2 3 4

Vanguard VLS-1 Zenit

2 2M

List of orbital launch systems Comparison of orbital launch systems

v t e

Orbital launch systems developed in the United States

Active

Antares Atlas V Delta

II IV Heavy

Falcon 9

v1.2 "Full Thrust"

Falcon Heavy Minotaur

I IV V C

Pegasus SPARK

In development

BFR Falcon 9
Falcon 9
Block 5 New Glenn SLS Vulcan

Retired

Ares

I V

Athena

I II

Atlas

B D E/F G H I II III LV-3B SLV-3 Able Agena Centaur

Conestoga Delta

A B C D E G J L M N 0100 1000 2000 3000 4000 5000 III

Falcon 1 Falcon 9

v1.0 v1.1

H-I* Juno I Juno II N-I* N-II* Pilot Saturn

I IB V INT-21

Scout Shuttle Sparta Thor

Able Ablestar Agena Burner Delta DSV-2U

Thorad-Agena Titan

II GLV IIIA IIIB IIIC IIID IIIE 34D 23G CT-3 IV

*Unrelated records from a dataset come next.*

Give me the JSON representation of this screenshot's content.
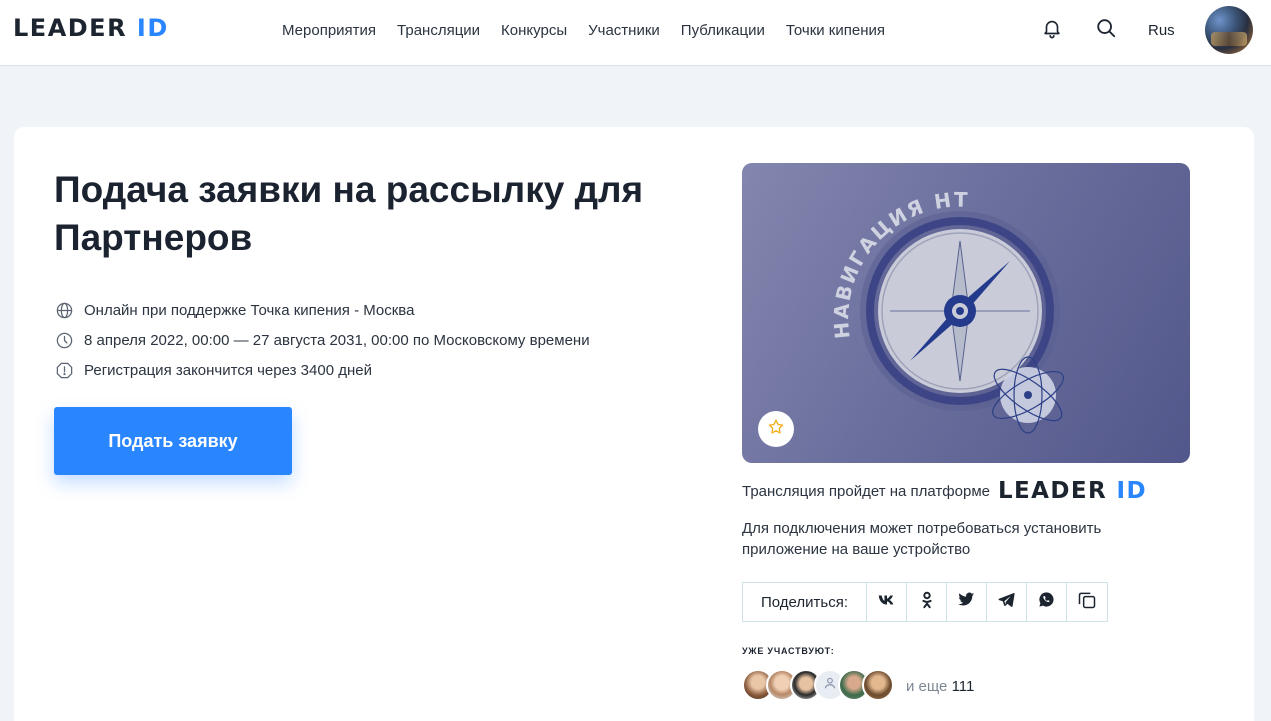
{
  "header": {
    "logo_main": "LEADER",
    "logo_id": "ID",
    "nav": [
      "Мероприятия",
      "Трансляции",
      "Конкурсы",
      "Участники",
      "Публикации",
      "Точки кипения"
    ],
    "lang": "Rus",
    "icons": [
      "bell-icon",
      "search-icon"
    ]
  },
  "event": {
    "title": "Подача заявки на рассылку для Партнеров",
    "location": "Онлайн при поддержке Точка кипения - Москва",
    "dates": "8 апреля 2022, 00:00 — 27 августа 2031, 00:00 по Московскому времени",
    "registration": "Регистрация закончится через 3400 дней",
    "apply_label": "Подать заявку"
  },
  "cover": {
    "arc_text": "НАВИГАЦИЯ НТИ"
  },
  "platform": {
    "text": "Трансляция пройдет на платформе",
    "logo_main": "LEADER",
    "logo_id": "ID",
    "note": "Для подключения может потребоваться установить приложение на ваше устройство"
  },
  "share": {
    "label": "Поделиться:",
    "buttons": [
      "vk-icon",
      "odnoklassniki-icon",
      "twitter-icon",
      "telegram-icon",
      "whatsapp-icon",
      "copy-icon"
    ]
  },
  "participants": {
    "title": "УЖЕ УЧАСТВУЮТ:",
    "more_prefix": "и еще",
    "more_count": "111"
  },
  "colors": {
    "accent": "#2a86ff",
    "background": "#f0f4f8",
    "text": "#1c2330"
  }
}
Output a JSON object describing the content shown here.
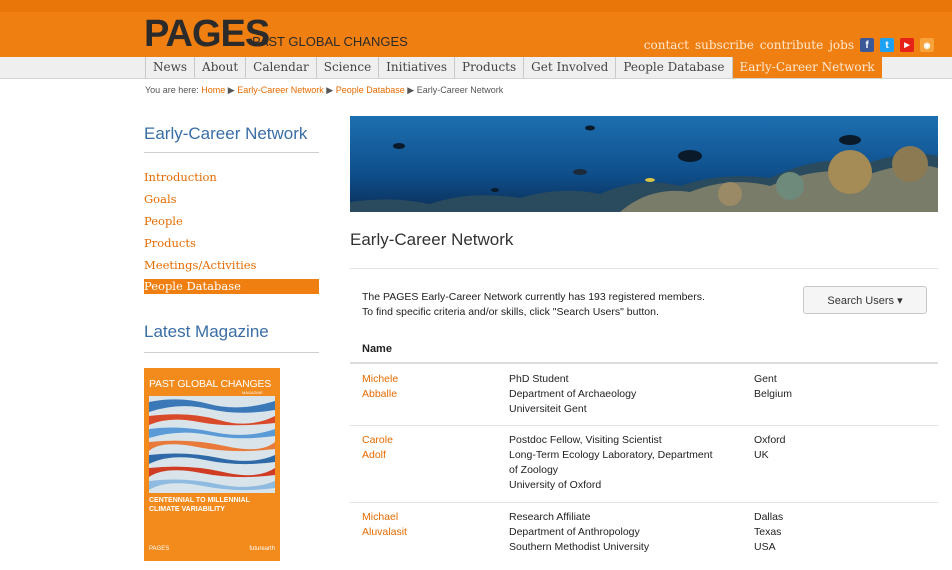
{
  "header": {
    "logo_text": "PAGES",
    "logo_sub": "PAST GLOBAL CHANGES",
    "utility_links": [
      "contact",
      "subscribe",
      "contribute",
      "jobs"
    ],
    "social_icons": [
      {
        "name": "facebook-icon",
        "glyph": "f",
        "color": "#3b5998"
      },
      {
        "name": "twitter-icon",
        "glyph": "t",
        "color": "#1da1f2"
      },
      {
        "name": "youtube-icon",
        "glyph": "▶",
        "color": "#e62117"
      },
      {
        "name": "rss-icon",
        "glyph": "◉",
        "color": "#f07f12"
      }
    ]
  },
  "nav": {
    "items": [
      "News",
      "About",
      "Calendar",
      "Science",
      "Initiatives",
      "Products",
      "Get Involved",
      "People Database",
      "Early-Career Network"
    ],
    "active_index": 8
  },
  "breadcrumb": {
    "prefix": "You are here:",
    "links": [
      "Home",
      "Early-Career Network",
      "People Database"
    ],
    "current": "Early-Career Network",
    "separator": "▶"
  },
  "sidebar": {
    "title": "Early-Career Network",
    "items": [
      "Introduction",
      "Goals",
      "People",
      "Products",
      "Meetings/Activities",
      "People Database"
    ],
    "active_index": 5,
    "magazine_title": "Latest Magazine",
    "cover": {
      "title": "PAST GLOBAL CHANGES",
      "subtitle": "MAGAZINE",
      "headline": "CENTENNIAL TO MILLENNIAL CLIMATE VARIABILITY",
      "footer_left": "PAGES",
      "footer_right": "futurearth"
    }
  },
  "main": {
    "page_title": "Early-Career Network",
    "intro_line1": "The PAGES Early-Career Network currently has 193 registered members.",
    "intro_line2": "To find specific criteria and/or skills, click \"Search Users\" button.",
    "search_button": "Search Users ▾",
    "table_header": "Name",
    "members": [
      {
        "first": "Michele",
        "last": "Abballe",
        "role": [
          "PhD Student",
          "Department of Archaeology",
          "Universiteit Gent"
        ],
        "loc": [
          "Gent",
          "Belgium"
        ]
      },
      {
        "first": "Carole",
        "last": "Adolf",
        "role": [
          "Postdoc Fellow, Visiting Scientist",
          "Long-Term Ecology Laboratory, Department",
          "of Zoology",
          "University of Oxford"
        ],
        "loc": [
          "Oxford",
          "UK"
        ]
      },
      {
        "first": "Michael",
        "last": "Aluvalasit",
        "role": [
          "Research Affiliate",
          "Department of Anthropology",
          "Southern Methodist University"
        ],
        "loc": [
          "Dallas",
          "Texas",
          "USA"
        ]
      }
    ]
  }
}
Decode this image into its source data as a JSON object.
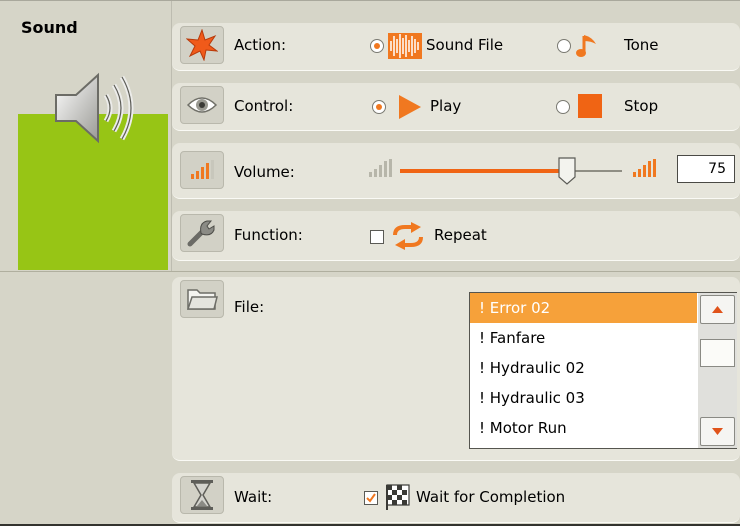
{
  "block": {
    "title": "Sound",
    "icon": "speaker-icon",
    "accent_color": "#97c515"
  },
  "action": {
    "label": "Action:",
    "icon": "action-star-icon",
    "options": [
      {
        "label": "Sound File",
        "icon": "sound-wave-icon",
        "selected": true
      },
      {
        "label": "Tone",
        "icon": "music-note-icon",
        "selected": false
      }
    ]
  },
  "control": {
    "label": "Control:",
    "icon": "eye-icon",
    "options": [
      {
        "label": "Play",
        "icon": "play-icon",
        "selected": true
      },
      {
        "label": "Stop",
        "icon": "stop-icon",
        "selected": false
      }
    ]
  },
  "volume": {
    "label": "Volume:",
    "icon": "volume-bars-icon",
    "value": "75",
    "slider_percent": 75
  },
  "function": {
    "label": "Function:",
    "icon": "wrench-icon",
    "repeat": {
      "label": "Repeat",
      "icon": "repeat-arrows-icon",
      "checked": false
    }
  },
  "file": {
    "label": "File:",
    "icon": "folder-icon",
    "items": [
      "! Error 02",
      "! Fanfare",
      "! Hydraulic 02",
      "! Hydraulic 03",
      "! Motor Run"
    ],
    "selected_index": 0
  },
  "wait": {
    "label": "Wait:",
    "icon": "hourglass-icon",
    "completion": {
      "label": "Wait for Completion",
      "icon": "checkered-flag-icon",
      "checked": true
    }
  },
  "colors": {
    "accent_orange": "#f07820",
    "selection": "#f6a13a"
  }
}
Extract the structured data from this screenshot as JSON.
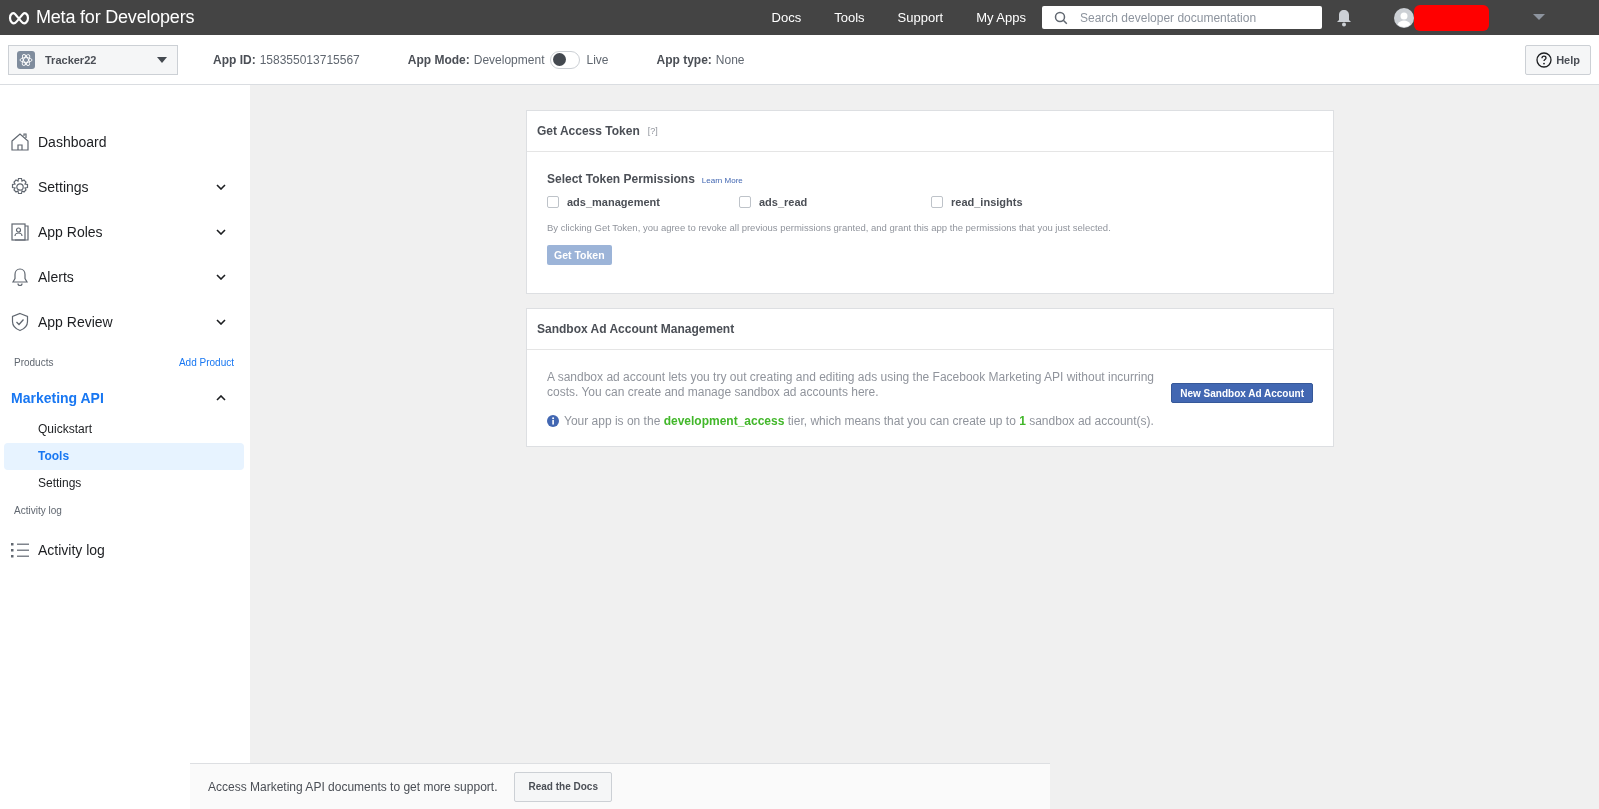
{
  "header": {
    "logo": "Meta for Developers",
    "nav": [
      "Docs",
      "Tools",
      "Support",
      "My Apps"
    ],
    "search": {
      "placeholder": "Search developer documentation"
    }
  },
  "app_bar": {
    "app_name": "Tracker22",
    "app_id_label": "App ID:",
    "app_id": "158355013715567",
    "mode_label": "App Mode:",
    "mode_off": "Development",
    "mode_on": "Live",
    "live": false,
    "type_label": "App type:",
    "type": "None",
    "help": "Help"
  },
  "sidebar": {
    "items": [
      {
        "label": "Dashboard"
      },
      {
        "label": "Settings",
        "expanded": false
      },
      {
        "label": "App Roles",
        "expanded": false
      },
      {
        "label": "Alerts",
        "expanded": false
      },
      {
        "label": "App Review",
        "expanded": false
      }
    ],
    "products_label": "Products",
    "add_product": "Add Product",
    "product": {
      "label": "Marketing API",
      "expanded": true,
      "children": [
        {
          "label": "Quickstart",
          "selected": false
        },
        {
          "label": "Tools",
          "selected": true
        },
        {
          "label": "Settings",
          "selected": false
        }
      ]
    },
    "activity_heading": "Activity log",
    "activity_item": "Activity log"
  },
  "token_card": {
    "title": "Get Access Token",
    "help_mark": "[?]",
    "section_title": "Select Token Permissions",
    "learn_more": "Learn More",
    "permissions": [
      {
        "label": "ads_management",
        "checked": false
      },
      {
        "label": "ads_read",
        "checked": false
      },
      {
        "label": "read_insights",
        "checked": false
      }
    ],
    "notice": "By clicking Get Token, you agree to revoke all previous permissions granted, and grant this app the permissions that you just selected.",
    "button": "Get Token",
    "button_disabled": true
  },
  "sandbox_card": {
    "title": "Sandbox Ad Account Management",
    "description": "A sandbox ad account lets you try out creating and editing ads using the Facebook Marketing API without incurring costs. You can create and manage sandbox ad accounts here.",
    "note": "Your app is on the **development_access** tier, which means that you can create up to **1** sandbox ad account(s).",
    "button": "New Sandbox Ad Account"
  },
  "footer": {
    "text": "Access Marketing API documents to get more support.",
    "button": "Read the Docs"
  }
}
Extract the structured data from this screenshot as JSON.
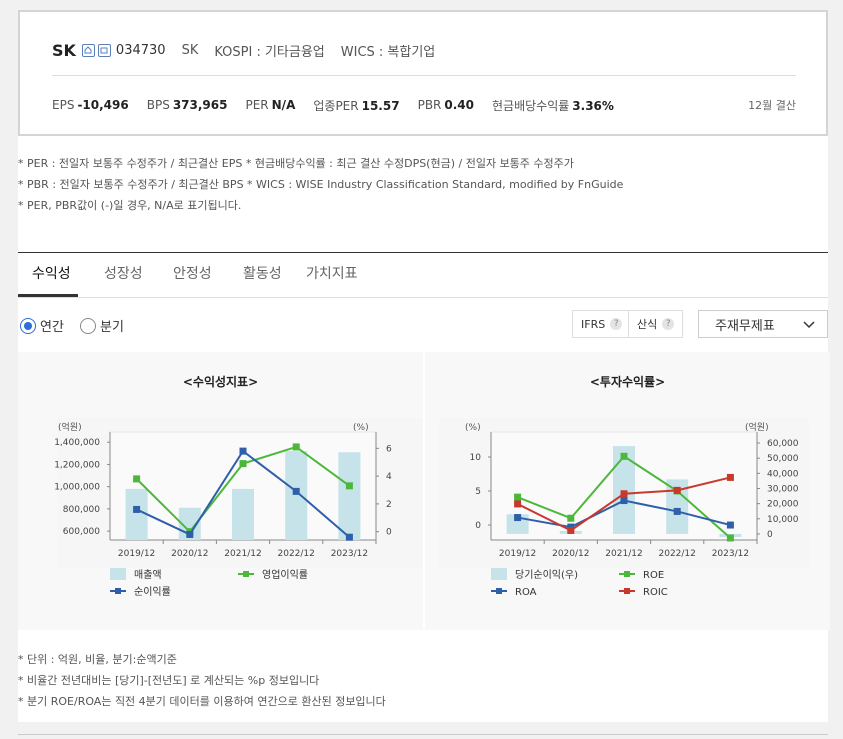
{
  "summary": {
    "name": "SK",
    "code": "034730",
    "short_name": "SK",
    "kospi": "KOSPI : 기타금융업",
    "wics": "WICS : 복합기업",
    "metrics": [
      {
        "label": "EPS",
        "value": "-10,496"
      },
      {
        "label": "BPS",
        "value": "373,965"
      },
      {
        "label": "PER",
        "value": "N/A"
      },
      {
        "label": "업종PER",
        "value": "15.57"
      },
      {
        "label": "PBR",
        "value": "0.40"
      },
      {
        "label": "현금배당수익률",
        "value": "3.36%"
      }
    ],
    "settlement": "12월 결산"
  },
  "notes": [
    "* PER : 전일자 보통주 수정주가 / 최근결산 EPS * 현금배당수익률 : 최근 결산 수정DPS(현금) / 전일자 보통주 수정주가",
    "* PBR : 전일자 보통주 수정주가 / 최근결산 BPS * WICS : WISE Industry Classification Standard, modified by FnGuide",
    "* PER, PBR값이 (-)일 경우, N/A로 표기됩니다."
  ],
  "tabs": [
    "수익성",
    "성장성",
    "안정성",
    "활동성",
    "가치지표"
  ],
  "controls": {
    "period_annual": "연간",
    "period_quarter": "분기",
    "ifrs": "IFRS",
    "calc": "산식",
    "q_mark": "?",
    "statement": "주재무제표"
  },
  "footnotes": [
    "* 단위 : 억원, 비율, 분기:순액기준",
    "* 비율간 전년대비는 [당기]-[전년도] 로 계산되는 %p 정보입니다",
    "* 분기 ROE/ROA는 직전 4분기 데이터를 이용하여 연간으로 환산된 정보입니다"
  ],
  "chart_data": [
    {
      "type": "bar",
      "title": "<수익성지표>",
      "categories": [
        "2019/12",
        "2020/12",
        "2021/12",
        "2022/12",
        "2023/12"
      ],
      "left_unit": "(억원)",
      "right_unit": "(%)",
      "left_ticks": [
        "1,400,000",
        "1,200,000",
        "1,000,000",
        "800,000",
        "600,000"
      ],
      "left_tick_values": [
        1400000,
        1200000,
        1000000,
        800000,
        600000
      ],
      "right_ticks": [
        "6",
        "4",
        "2",
        "0"
      ],
      "right_tick_values": [
        6,
        4,
        2,
        0
      ],
      "ylim_left": [
        520000,
        1420000
      ],
      "ylim_right": [
        -0.6,
        6.6
      ],
      "series": [
        {
          "name": "매출액",
          "kind": "bar",
          "axis": "left",
          "color": "#c6e3ea",
          "values": [
            980000,
            810000,
            980000,
            1320000,
            1310000
          ]
        },
        {
          "name": "영업이익률",
          "kind": "line",
          "axis": "right",
          "color": "#4cb83a",
          "values": [
            3.8,
            0.0,
            4.9,
            6.1,
            3.3
          ]
        },
        {
          "name": "순이익률",
          "kind": "line",
          "axis": "right",
          "color": "#2f5fab",
          "values": [
            1.6,
            -0.2,
            5.8,
            2.9,
            -0.4
          ]
        }
      ],
      "legend_columns": 2,
      "legend": "bottom"
    },
    {
      "type": "bar",
      "title": "<투자수익률>",
      "categories": [
        "2019/12",
        "2020/12",
        "2021/12",
        "2022/12",
        "2023/12"
      ],
      "left_unit": "(%)",
      "right_unit": "(억원)",
      "left_ticks": [
        "10",
        "5",
        "0"
      ],
      "left_tick_values": [
        10,
        5,
        0
      ],
      "right_ticks": [
        "60,000",
        "50,000",
        "40,000",
        "30,000",
        "20,000",
        "10,000",
        "0"
      ],
      "right_tick_values": [
        60000,
        50000,
        40000,
        30000,
        20000,
        10000,
        0
      ],
      "ylim_left": [
        -2.2,
        12.5
      ],
      "ylim_right": [
        -4000,
        62000
      ],
      "series": [
        {
          "name": "당기순이익(우)",
          "kind": "bar",
          "axis": "right",
          "color": "#c6e3ea",
          "values": [
            13000,
            2000,
            58000,
            36000,
            -2000
          ]
        },
        {
          "name": "ROE",
          "kind": "line",
          "axis": "left",
          "color": "#4cb83a",
          "values": [
            4.1,
            1.0,
            10.1,
            5.0,
            -1.9
          ]
        },
        {
          "name": "ROA",
          "kind": "line",
          "axis": "left",
          "color": "#2f5fab",
          "values": [
            1.1,
            -0.3,
            3.6,
            2.0,
            0.0
          ]
        },
        {
          "name": "ROIC",
          "kind": "line",
          "axis": "left",
          "color": "#c8382d",
          "values": [
            3.1,
            -0.8,
            4.6,
            5.1,
            7.0
          ]
        }
      ],
      "legend_columns": 2,
      "legend": "bottom"
    }
  ]
}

Vanguard

* - Japanese projects using US rocke

.